Pregnant women with HIV often not given recommended treatment
Women living with HIV who are also pregnant don't always receive recommended antiretroviral medications, according to a recent study of prescribing patterns carried out by a MassGeneral Hospital for Children (MGHfC) researcher in collaboration with other members of the Surveillance Monitoring for ART Toxicities (SMARTT) study of the Pediatric HIV/AIDS Cohort Study (PHACS) network. Few studies, if any, have compared actual prescribing patterns of HIV medications for pregnant women to national treatment guidelines. This study suggests that physicians may be prescribing ahead of the published recommendations, and using drugs or drug combinations they have seen work in the adult population in general.

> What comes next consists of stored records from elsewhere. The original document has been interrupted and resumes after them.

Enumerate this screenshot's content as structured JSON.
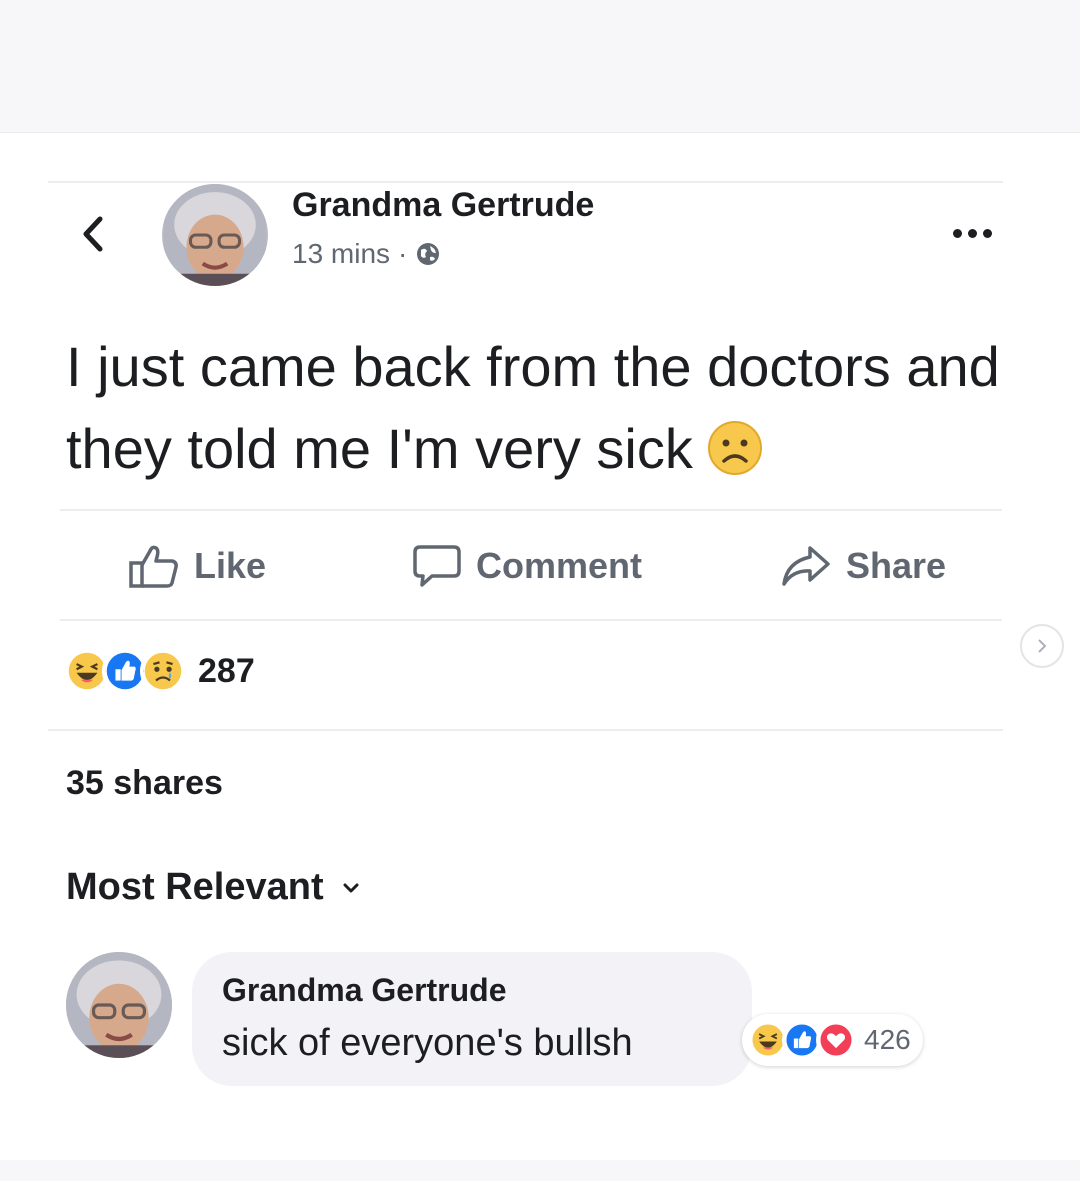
{
  "post": {
    "author": "Grandma Gertrude",
    "time": "13 mins",
    "meta_separator": "·",
    "audience_icon": "globe-icon",
    "text": "I just came back from the doctors and they told me I'm very sick",
    "emoji": "sad-face-emoji"
  },
  "actions": {
    "like": "Like",
    "comment": "Comment",
    "share": "Share"
  },
  "reactions": {
    "icons": [
      "haha-icon",
      "like-icon",
      "sad-icon"
    ],
    "count": "287"
  },
  "shares": "35 shares",
  "comments": {
    "sort_label": "Most Relevant",
    "items": [
      {
        "author": "Grandma Gertrude",
        "text": "sick of everyone's bullsh",
        "reaction_icons": [
          "haha-icon",
          "like-icon",
          "love-icon"
        ],
        "reaction_count": "426"
      }
    ]
  },
  "colors": {
    "text": "#1c1e21",
    "secondary_text": "#606770",
    "like_blue": "#1877f2",
    "love_red": "#f33e58",
    "emoji_yellow": "#f7c84b",
    "bubble_bg": "#f2f2f7"
  }
}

"We studied, more than 1,500 women and found that 30 percent were prescribed drugs that had insufficient evidence of safety in pregnancy," says Kathleen M. Powis, MD, MPH, investigator in MGHfC's division of Pediatric Global Health and first author of the study, which was published in JAMA Network Open this week.

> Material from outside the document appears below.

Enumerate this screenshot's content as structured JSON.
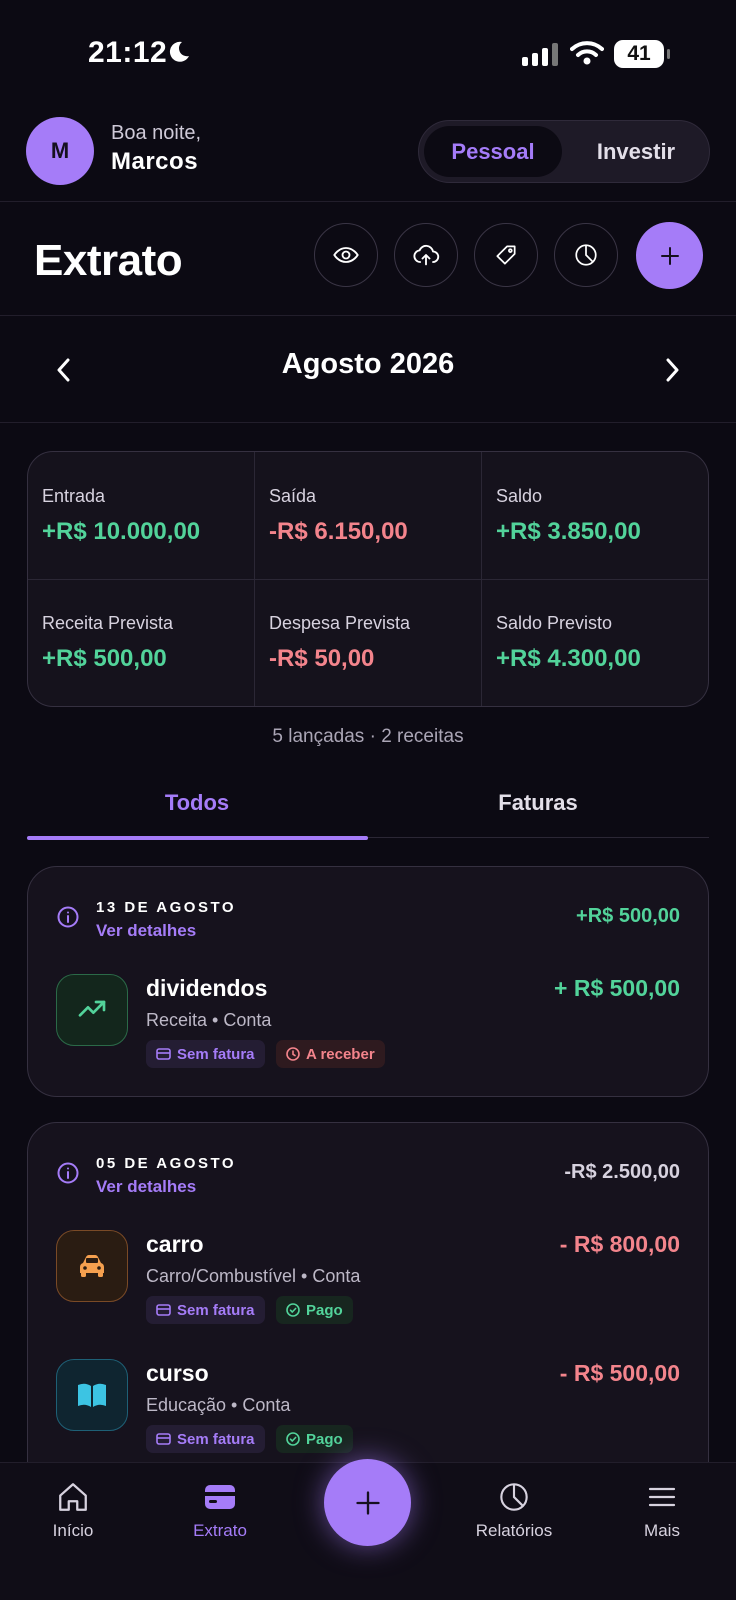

For the last 25 years, the US Department of Health and Human services Panel on Treatment of HIV-infected Pregnant Women and Prevention of Perinatal Transmission has published Perinatal HIV Treatment Guidelines on prescribing antiretroviral medications (ARVs) during pregnancy. In 1994, the guidelines just addressed the use of zidovudine, then the only drug approved to treat HIV infection. But by 2008 the prescribing guidelines for pregnant women were updated to recommend the use of triple ARVs, regardless of the woman's HIV disease status. Pregnant women are typically excluded from studies testing newer drugs until safety has been established in nonpregnant adults. As a result, this data is usually some of the last to be collected.
"The guidelines change nearly annually," says Powis, who is also an assistant professor of Pediatrics at Harvard Medical School (HMS). "And a lot of the treatments that doctors are already using simply had 'insufficient data' to recommend their use in pregnant women. But doctors were prescribing them anyway." Since many of these regimens (70%) were eventually recommended for pregnant women, Powis suggests that doctors may be prescribing "ahead of time." That is, they are seeing promising therapeutic results in the general population, and prescribing HIV drug treatment combinations to pregnant women based on that experience, rather than on guidelines.